At the time of writing I haven’t yet changed my own website over, but it’s on the list.
You need to make the change properly so as not to lose any SEO benefits you have already gained. It’s one of those jobs where you can discover too late you’ve done damage that can’t be repaired. Don’t let this put you off making the change. Just be aware that you need to proceed carefully.
This is not the time to be gung-ho or ‘she’ll be right’.
Proceed carefully if you’re switching from HTTP to HTTPS.
12. Set up Google Analytics and monitor it
- Who is visiting your website?
- How many people are looking at your website right now?
- How are people finding your website? Are they coming via a Google search, from Facebook, from an advertising campaign or somewhere else?
- Are your website visitors mostly men or women?
- How old are your website visitors?
- What are they interested in?
- Whereabouts in the world are your website visitors located?
- Are people mostly using a mobile phone, a tablet or a desktop to visit your website?
- How long do people spend on your website?
- Which pages do they visit the most?
- How successful are your advertising campaigns?
- Do you have a search box on your website? If so, what are people typing into it? Are they finding what they’re looking for or going elsewhere?
These are all things you can find out with Google Analytics.
Once you know the answers to questions like these you can make good decisions, especially about things like advertising.
Have you noticed a few bookings coming from French visitors in their 40’s? Is Google Analytics confirming quite a bit of traffic is coming from France? Maybe you could run an advertising campaign targeting people living in France, aged 40-50 and interested in travel?
I won’t say Google Analytics is easy or that I’m a full bottle on it yet. It can be a bastard of a programme to learn and it has limitations.
Overcome the Google Analytics Learning Curve in 20 minutes is a good place to start if you’re brand new to Google Analytics.

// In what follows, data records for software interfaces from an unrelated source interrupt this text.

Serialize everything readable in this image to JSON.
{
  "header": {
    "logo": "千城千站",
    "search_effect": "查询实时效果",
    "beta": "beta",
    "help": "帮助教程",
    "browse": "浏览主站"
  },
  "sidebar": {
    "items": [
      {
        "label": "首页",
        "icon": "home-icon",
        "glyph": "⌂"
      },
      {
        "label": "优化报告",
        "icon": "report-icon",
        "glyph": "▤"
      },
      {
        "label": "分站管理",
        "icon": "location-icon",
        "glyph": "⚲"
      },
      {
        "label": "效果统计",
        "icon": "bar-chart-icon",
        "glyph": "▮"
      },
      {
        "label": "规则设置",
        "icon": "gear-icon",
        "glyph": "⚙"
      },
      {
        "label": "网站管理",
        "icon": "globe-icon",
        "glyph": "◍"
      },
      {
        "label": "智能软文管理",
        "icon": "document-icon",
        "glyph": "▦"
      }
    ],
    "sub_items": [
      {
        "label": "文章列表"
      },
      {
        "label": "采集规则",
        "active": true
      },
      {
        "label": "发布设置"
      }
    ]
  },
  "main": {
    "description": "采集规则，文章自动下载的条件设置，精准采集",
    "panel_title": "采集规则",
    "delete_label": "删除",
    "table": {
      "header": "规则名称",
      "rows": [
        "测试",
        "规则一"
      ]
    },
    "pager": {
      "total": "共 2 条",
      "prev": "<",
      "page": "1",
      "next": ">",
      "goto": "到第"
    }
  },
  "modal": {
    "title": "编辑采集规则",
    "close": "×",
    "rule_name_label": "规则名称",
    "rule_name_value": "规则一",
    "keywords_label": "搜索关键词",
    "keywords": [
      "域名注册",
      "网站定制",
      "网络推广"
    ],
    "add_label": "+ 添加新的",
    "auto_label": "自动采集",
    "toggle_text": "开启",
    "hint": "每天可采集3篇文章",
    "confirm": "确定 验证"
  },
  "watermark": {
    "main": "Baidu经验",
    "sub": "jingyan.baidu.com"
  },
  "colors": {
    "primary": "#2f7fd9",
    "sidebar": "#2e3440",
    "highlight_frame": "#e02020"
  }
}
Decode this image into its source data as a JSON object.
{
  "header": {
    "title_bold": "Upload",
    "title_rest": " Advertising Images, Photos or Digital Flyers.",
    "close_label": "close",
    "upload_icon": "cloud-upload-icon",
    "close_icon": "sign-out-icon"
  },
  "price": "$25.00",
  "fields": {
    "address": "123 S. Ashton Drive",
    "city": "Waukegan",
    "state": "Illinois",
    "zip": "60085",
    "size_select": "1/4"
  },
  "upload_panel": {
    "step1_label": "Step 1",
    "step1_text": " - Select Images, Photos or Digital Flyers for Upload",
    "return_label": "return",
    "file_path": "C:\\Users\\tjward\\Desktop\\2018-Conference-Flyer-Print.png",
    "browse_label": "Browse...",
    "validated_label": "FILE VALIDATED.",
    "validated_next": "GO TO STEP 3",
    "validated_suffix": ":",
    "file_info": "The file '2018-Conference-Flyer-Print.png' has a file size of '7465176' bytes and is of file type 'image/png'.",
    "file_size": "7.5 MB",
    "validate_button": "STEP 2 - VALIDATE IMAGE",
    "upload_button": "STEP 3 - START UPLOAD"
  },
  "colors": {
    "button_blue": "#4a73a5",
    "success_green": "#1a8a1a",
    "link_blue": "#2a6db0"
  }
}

This article (Hey Idiot! You’re reading your Google Analytics all wrong!) gives a bit more insight and is also a really great example of someone writing in their own authentic voice rather than a special, sterile ‘internet voice’. I actually had a few laugh out loud hucks while reading it, which is not something you expect when reading about Google Analytics. Although thinking about it, I did turn up this article when I searched Google for the phrase ‘google analytics is a bastard’.

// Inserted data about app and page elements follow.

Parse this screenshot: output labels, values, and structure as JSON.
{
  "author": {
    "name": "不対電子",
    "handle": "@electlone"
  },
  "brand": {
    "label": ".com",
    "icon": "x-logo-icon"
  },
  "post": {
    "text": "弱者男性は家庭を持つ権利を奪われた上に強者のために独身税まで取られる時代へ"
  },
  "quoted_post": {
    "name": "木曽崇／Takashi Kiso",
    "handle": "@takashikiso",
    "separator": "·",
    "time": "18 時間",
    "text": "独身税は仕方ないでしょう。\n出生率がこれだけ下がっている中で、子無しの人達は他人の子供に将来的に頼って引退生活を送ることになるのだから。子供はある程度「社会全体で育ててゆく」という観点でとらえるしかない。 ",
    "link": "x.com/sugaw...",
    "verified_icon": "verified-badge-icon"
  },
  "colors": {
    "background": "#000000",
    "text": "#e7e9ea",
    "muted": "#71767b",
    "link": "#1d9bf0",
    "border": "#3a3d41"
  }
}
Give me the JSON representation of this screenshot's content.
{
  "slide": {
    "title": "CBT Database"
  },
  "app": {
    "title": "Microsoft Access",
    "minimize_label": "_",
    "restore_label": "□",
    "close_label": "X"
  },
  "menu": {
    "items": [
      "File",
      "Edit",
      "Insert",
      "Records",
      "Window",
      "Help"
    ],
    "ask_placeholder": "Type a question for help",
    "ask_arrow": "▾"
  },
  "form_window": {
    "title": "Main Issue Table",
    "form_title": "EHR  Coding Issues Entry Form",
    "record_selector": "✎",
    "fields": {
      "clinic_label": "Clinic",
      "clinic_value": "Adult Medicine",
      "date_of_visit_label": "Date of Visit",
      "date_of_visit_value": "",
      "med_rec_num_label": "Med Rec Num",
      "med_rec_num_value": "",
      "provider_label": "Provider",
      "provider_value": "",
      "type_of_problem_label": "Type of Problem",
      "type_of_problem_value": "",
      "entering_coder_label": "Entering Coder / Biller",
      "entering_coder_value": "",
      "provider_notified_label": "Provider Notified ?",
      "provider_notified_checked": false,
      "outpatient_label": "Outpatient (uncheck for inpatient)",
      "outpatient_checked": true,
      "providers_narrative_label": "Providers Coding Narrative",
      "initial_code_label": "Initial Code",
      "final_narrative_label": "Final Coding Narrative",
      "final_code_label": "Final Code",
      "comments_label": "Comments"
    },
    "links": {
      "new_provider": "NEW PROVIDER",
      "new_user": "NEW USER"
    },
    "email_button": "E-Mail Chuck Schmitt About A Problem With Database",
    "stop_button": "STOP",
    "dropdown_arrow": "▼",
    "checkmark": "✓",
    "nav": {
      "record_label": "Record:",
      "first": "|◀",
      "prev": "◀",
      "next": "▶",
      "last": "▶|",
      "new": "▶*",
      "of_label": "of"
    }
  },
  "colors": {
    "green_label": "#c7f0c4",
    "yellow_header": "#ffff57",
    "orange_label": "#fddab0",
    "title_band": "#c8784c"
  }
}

You might be thinking there seems to be a fair bit of overlap between Google Analytics and Google Search Console.
You’d be right.

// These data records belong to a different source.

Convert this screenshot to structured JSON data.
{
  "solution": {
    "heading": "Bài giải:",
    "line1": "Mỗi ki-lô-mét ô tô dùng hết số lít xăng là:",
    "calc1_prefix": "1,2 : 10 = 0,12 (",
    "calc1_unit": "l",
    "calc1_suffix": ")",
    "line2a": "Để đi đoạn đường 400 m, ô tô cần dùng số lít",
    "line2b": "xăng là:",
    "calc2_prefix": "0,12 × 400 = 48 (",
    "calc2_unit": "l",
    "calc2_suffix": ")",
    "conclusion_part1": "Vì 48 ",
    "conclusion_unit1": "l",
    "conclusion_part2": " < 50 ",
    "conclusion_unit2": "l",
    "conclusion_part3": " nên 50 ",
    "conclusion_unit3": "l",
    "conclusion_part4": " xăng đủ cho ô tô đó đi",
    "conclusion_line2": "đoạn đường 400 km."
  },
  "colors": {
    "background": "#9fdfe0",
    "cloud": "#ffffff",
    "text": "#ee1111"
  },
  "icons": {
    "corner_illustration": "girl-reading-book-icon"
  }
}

Cath, can you help?
Yes, I can.
I work one-on-one with hotel owners to help with all these things so you can get more bookings.
Find out more here.
What do you think?
What else do you do to increase bookings?
What have I missed? Have you spotted a typo or some other error? Do you agree or disagree with a particular point?
Or, if you found this information helpful please let me know. My casual thought about putting together this series turned into an obscene amount of time, blood, sweat and tears, so I would be chuffed to hear from you.